__Aim of the exercise__: Go through the records and show each line where the word "info" occurs.

__Material to process__:

□ □ □ □ □ □ □

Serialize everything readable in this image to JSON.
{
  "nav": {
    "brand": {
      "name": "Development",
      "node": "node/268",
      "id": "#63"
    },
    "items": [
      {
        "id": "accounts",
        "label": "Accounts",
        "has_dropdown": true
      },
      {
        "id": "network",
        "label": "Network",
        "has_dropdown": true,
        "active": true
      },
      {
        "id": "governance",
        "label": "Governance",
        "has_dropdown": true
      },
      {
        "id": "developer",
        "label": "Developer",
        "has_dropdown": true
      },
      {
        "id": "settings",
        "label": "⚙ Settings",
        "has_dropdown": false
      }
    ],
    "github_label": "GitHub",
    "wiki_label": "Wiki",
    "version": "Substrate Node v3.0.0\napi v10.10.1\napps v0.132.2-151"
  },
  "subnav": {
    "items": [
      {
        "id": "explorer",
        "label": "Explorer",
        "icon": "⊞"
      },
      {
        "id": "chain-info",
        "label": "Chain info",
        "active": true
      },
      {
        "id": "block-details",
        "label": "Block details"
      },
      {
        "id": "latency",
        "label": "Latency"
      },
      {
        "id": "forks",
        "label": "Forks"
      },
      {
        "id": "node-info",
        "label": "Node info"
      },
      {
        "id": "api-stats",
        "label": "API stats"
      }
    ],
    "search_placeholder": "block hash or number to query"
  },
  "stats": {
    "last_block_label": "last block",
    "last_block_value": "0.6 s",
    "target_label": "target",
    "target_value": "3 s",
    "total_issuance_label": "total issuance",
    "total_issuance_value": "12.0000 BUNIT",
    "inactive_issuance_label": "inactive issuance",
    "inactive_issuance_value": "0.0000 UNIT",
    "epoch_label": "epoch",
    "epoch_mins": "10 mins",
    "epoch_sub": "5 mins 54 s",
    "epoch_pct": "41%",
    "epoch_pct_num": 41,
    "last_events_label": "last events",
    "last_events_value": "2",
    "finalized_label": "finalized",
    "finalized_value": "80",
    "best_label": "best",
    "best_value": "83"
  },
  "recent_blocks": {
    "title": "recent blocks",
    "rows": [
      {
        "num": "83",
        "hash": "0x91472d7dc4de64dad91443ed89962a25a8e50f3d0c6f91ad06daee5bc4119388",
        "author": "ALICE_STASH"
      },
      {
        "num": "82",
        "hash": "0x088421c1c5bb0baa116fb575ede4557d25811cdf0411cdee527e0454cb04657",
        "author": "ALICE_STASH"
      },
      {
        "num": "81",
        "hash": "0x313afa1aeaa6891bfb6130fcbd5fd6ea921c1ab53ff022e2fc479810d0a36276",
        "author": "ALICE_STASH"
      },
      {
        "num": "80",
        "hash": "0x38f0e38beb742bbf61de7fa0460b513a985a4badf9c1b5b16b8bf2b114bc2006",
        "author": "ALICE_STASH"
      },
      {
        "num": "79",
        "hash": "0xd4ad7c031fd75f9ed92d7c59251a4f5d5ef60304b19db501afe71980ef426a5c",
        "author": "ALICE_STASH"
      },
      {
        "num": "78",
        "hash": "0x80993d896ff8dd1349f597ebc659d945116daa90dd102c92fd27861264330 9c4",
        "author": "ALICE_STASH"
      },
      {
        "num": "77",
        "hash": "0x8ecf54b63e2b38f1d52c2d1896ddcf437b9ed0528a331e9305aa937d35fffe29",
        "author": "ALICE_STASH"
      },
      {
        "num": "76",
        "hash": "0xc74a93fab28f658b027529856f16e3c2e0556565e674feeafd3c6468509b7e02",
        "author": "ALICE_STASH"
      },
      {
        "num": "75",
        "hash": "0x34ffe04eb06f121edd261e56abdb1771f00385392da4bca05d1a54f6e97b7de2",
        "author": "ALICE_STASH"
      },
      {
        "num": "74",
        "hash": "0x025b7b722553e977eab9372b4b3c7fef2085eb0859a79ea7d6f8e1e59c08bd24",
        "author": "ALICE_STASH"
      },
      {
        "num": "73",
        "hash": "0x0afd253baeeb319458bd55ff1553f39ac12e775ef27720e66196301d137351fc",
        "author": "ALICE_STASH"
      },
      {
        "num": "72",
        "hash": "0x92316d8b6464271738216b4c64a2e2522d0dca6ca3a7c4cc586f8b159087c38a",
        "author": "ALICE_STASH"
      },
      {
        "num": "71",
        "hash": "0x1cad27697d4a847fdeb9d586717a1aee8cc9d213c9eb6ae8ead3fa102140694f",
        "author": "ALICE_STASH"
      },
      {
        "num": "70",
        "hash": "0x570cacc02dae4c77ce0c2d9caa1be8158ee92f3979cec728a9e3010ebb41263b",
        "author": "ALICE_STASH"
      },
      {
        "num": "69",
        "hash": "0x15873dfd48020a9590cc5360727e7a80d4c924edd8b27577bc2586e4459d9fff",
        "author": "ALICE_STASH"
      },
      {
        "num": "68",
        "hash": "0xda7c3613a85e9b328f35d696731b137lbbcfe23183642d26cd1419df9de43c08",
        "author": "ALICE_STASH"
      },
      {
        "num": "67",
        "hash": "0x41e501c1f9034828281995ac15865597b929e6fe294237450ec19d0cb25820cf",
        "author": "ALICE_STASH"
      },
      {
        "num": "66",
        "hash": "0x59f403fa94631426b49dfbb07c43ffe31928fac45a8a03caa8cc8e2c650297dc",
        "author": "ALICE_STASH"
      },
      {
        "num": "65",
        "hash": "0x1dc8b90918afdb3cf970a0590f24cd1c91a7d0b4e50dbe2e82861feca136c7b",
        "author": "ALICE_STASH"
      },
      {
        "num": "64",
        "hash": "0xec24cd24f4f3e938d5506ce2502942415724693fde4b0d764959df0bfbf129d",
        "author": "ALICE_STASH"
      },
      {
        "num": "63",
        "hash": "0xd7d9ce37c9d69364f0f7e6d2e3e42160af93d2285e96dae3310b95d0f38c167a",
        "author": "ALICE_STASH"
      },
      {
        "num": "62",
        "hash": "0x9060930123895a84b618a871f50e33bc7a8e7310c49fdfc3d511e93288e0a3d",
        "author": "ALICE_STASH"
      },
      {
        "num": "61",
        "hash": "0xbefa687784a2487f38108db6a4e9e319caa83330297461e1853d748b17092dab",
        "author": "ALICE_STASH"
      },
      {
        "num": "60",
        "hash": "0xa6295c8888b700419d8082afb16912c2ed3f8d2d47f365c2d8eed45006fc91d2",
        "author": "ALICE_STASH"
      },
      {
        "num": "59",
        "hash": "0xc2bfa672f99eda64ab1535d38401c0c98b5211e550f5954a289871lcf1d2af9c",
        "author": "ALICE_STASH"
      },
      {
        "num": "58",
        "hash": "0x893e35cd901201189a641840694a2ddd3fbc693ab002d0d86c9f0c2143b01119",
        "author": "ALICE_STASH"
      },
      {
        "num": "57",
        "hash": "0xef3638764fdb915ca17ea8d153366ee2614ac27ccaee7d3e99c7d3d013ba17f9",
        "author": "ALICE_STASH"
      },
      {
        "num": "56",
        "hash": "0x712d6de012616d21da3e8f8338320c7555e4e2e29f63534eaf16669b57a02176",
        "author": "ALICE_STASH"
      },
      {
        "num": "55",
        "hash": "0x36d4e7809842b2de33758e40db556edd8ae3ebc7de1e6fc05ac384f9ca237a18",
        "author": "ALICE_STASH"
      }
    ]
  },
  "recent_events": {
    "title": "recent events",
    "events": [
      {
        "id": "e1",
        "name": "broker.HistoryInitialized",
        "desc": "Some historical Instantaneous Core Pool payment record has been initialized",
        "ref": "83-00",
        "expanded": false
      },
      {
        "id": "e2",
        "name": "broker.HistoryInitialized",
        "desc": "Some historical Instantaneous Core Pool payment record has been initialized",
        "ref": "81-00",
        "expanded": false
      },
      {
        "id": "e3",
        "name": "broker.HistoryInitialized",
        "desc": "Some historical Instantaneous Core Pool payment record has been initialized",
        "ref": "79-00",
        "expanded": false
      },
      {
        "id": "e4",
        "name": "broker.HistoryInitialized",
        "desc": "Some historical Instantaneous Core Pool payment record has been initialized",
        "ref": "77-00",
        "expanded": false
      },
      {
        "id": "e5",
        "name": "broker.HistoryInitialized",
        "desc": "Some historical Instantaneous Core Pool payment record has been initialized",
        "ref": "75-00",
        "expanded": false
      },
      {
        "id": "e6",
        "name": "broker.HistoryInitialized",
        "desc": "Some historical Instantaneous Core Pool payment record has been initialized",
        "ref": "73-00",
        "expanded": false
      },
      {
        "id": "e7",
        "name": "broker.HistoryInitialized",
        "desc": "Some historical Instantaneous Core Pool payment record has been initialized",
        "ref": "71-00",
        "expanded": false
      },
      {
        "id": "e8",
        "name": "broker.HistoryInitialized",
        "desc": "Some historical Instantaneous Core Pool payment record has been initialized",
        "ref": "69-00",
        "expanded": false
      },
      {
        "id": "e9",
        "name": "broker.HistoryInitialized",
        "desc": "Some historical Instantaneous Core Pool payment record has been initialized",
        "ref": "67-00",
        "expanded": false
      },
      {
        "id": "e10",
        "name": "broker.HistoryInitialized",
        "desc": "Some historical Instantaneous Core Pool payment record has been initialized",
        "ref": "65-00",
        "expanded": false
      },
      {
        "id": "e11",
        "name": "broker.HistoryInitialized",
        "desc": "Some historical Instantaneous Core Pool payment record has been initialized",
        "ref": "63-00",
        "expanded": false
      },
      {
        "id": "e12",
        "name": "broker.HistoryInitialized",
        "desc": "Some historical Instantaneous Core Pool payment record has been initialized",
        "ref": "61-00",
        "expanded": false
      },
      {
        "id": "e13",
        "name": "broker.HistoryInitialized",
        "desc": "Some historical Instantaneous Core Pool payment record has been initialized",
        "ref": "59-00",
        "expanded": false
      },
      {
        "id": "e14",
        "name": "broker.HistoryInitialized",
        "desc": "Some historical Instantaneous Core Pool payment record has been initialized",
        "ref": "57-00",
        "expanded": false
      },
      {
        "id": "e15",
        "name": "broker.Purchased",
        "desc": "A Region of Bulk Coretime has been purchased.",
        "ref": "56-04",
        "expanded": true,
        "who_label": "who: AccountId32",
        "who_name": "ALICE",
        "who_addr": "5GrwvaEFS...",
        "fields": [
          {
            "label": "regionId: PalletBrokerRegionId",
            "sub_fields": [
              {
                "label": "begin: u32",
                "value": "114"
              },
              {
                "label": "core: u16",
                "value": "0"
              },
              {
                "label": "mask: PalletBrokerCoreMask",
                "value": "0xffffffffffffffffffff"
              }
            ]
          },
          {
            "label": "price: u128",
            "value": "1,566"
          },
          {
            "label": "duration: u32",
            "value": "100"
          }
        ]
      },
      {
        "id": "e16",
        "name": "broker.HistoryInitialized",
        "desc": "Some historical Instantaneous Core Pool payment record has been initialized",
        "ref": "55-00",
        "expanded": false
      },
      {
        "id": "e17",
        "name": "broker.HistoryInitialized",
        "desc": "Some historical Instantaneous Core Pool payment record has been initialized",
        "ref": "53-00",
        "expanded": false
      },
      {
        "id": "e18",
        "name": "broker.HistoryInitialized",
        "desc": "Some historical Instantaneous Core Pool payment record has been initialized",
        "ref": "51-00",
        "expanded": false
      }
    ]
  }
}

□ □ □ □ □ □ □

__Your solution__:
        "id": "chain-info",
        "label": "Chain info",
        "id": "node-info",
        "label": "Node info"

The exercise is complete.